TASK DESCRIPTION. Find every line in the records below that contains "true", and copy it.

(Data records)
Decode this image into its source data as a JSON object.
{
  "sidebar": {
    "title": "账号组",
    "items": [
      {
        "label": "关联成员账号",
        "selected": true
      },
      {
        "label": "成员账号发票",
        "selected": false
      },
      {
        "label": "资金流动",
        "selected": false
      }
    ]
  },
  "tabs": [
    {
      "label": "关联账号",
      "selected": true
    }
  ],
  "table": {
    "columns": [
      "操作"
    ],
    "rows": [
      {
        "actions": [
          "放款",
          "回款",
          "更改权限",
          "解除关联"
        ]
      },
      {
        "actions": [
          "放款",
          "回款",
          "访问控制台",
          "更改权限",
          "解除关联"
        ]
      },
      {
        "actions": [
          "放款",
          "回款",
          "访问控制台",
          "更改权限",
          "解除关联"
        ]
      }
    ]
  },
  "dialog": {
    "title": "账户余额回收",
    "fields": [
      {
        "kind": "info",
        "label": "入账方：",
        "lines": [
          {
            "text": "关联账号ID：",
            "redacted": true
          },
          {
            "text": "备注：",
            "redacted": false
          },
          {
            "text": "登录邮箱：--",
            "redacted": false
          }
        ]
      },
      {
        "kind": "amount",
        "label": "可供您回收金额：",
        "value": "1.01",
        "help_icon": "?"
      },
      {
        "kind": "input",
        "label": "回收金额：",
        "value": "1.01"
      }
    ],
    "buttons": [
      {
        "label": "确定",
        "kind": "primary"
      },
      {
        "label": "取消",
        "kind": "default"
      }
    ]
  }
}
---
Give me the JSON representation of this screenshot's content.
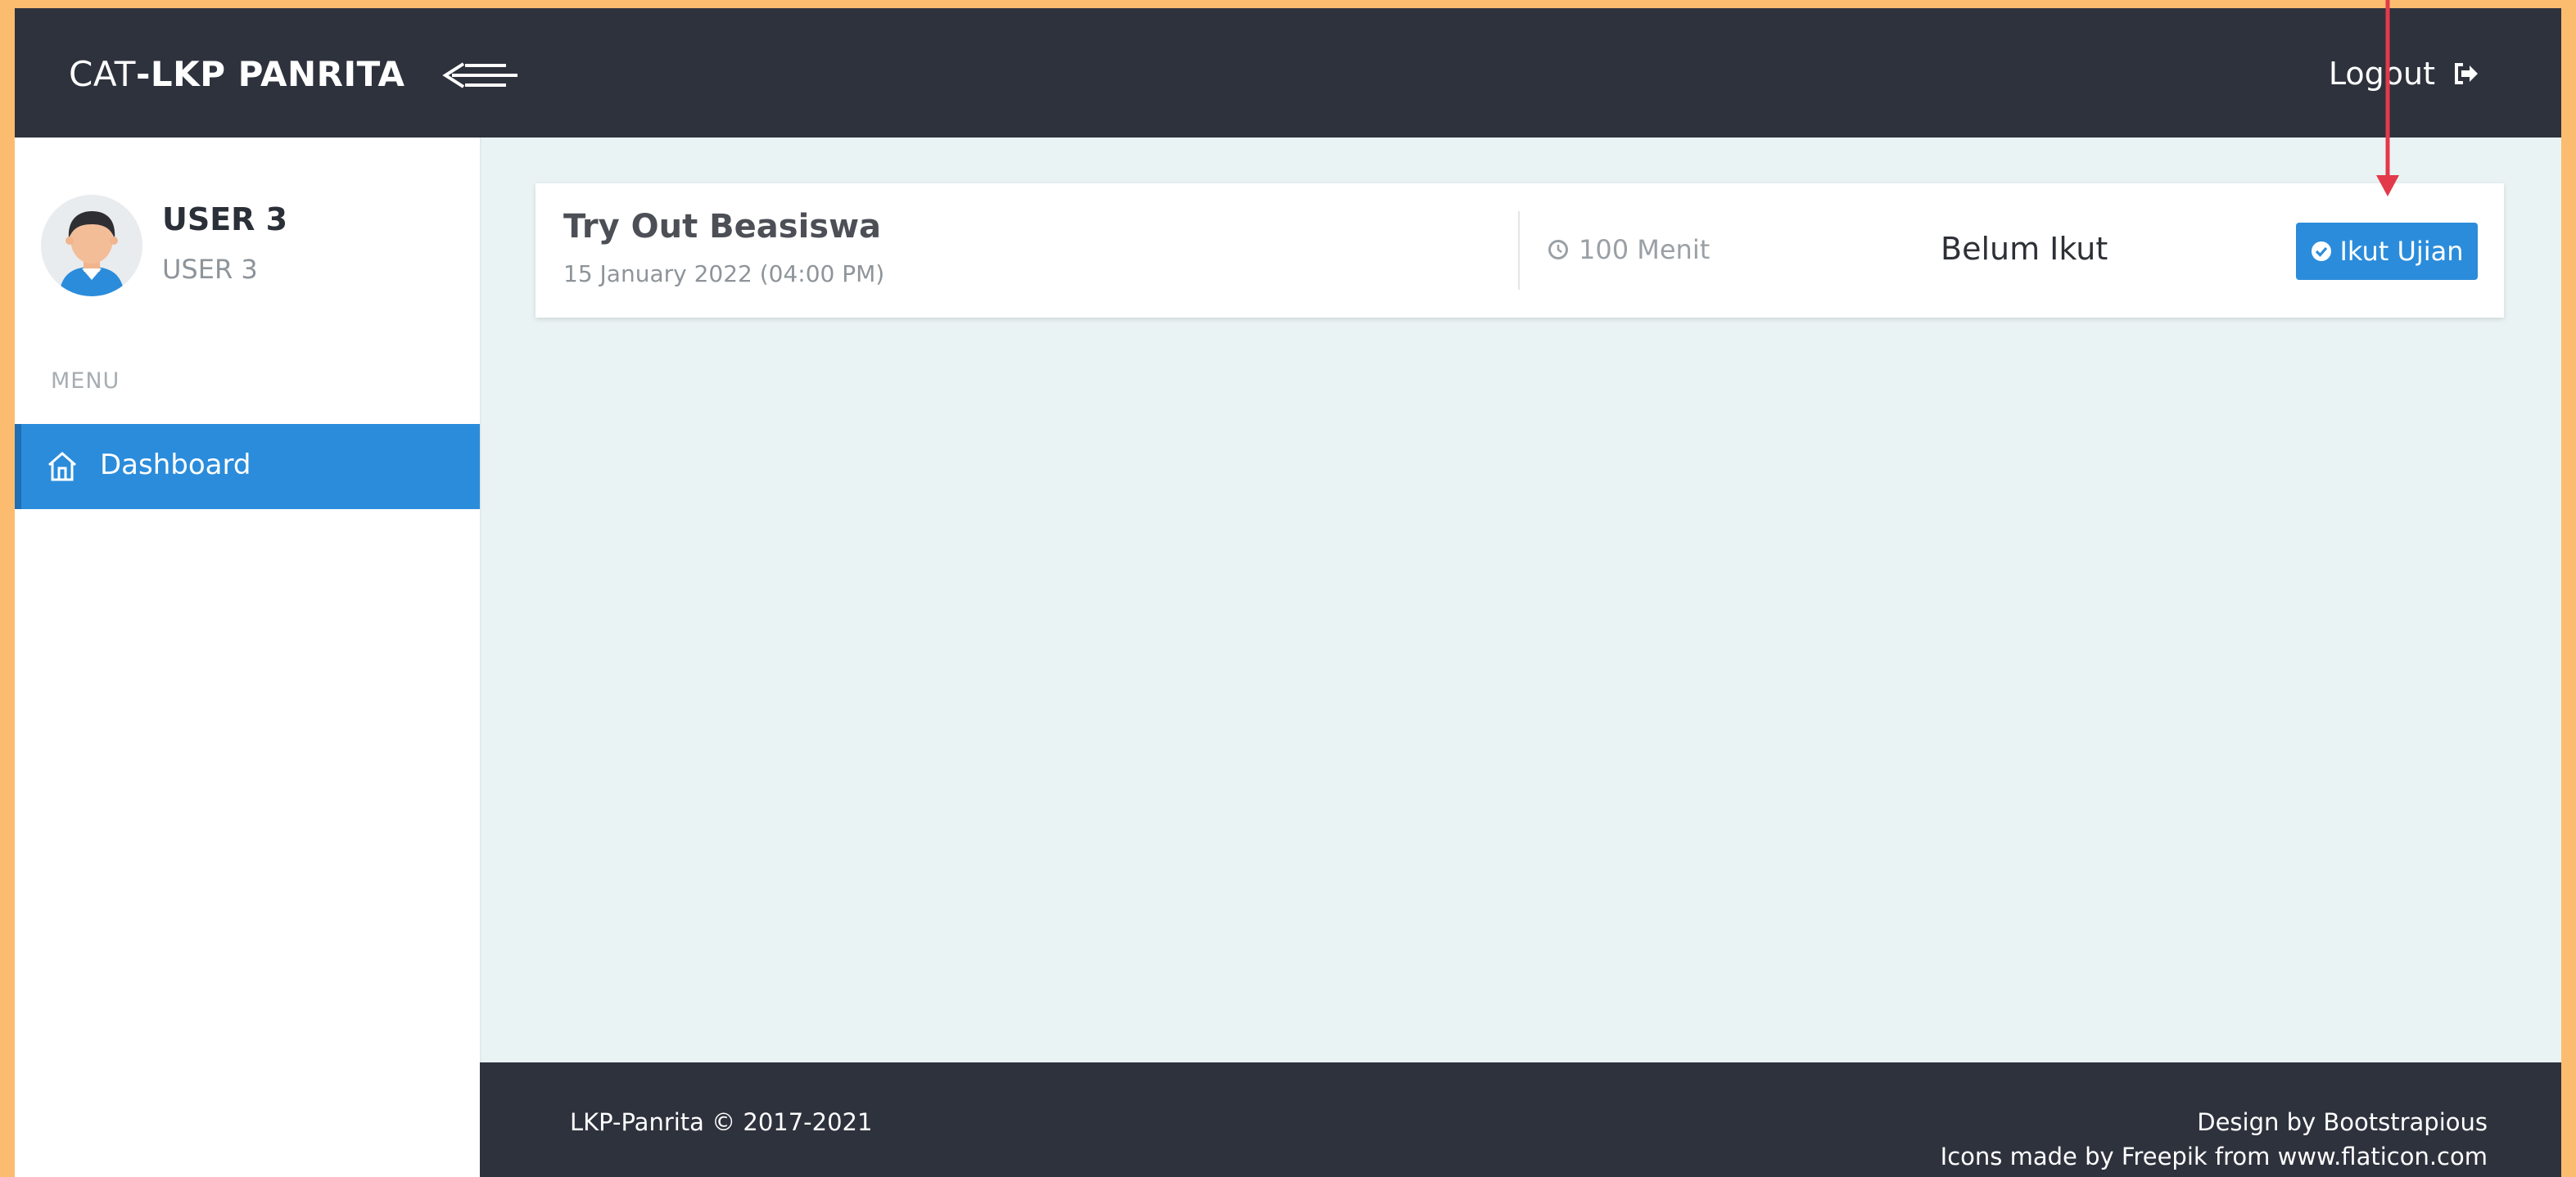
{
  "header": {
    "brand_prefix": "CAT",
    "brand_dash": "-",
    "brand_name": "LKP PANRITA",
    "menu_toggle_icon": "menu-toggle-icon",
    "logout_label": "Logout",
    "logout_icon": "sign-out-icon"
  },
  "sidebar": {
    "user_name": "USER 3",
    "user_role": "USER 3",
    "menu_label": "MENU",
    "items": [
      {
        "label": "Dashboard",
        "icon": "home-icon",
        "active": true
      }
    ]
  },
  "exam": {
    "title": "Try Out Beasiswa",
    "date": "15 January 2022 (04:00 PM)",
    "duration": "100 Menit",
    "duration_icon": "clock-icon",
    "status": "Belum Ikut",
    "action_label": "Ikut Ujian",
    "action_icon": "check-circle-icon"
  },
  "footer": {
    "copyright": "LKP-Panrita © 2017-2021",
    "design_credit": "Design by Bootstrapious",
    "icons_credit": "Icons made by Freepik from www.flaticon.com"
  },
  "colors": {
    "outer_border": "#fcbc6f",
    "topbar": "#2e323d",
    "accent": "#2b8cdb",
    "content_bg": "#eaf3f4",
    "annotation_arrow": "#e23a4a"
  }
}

ANSWER SPACE.
        "selected": true
      "selected": true
            "redacted": true
        "active": true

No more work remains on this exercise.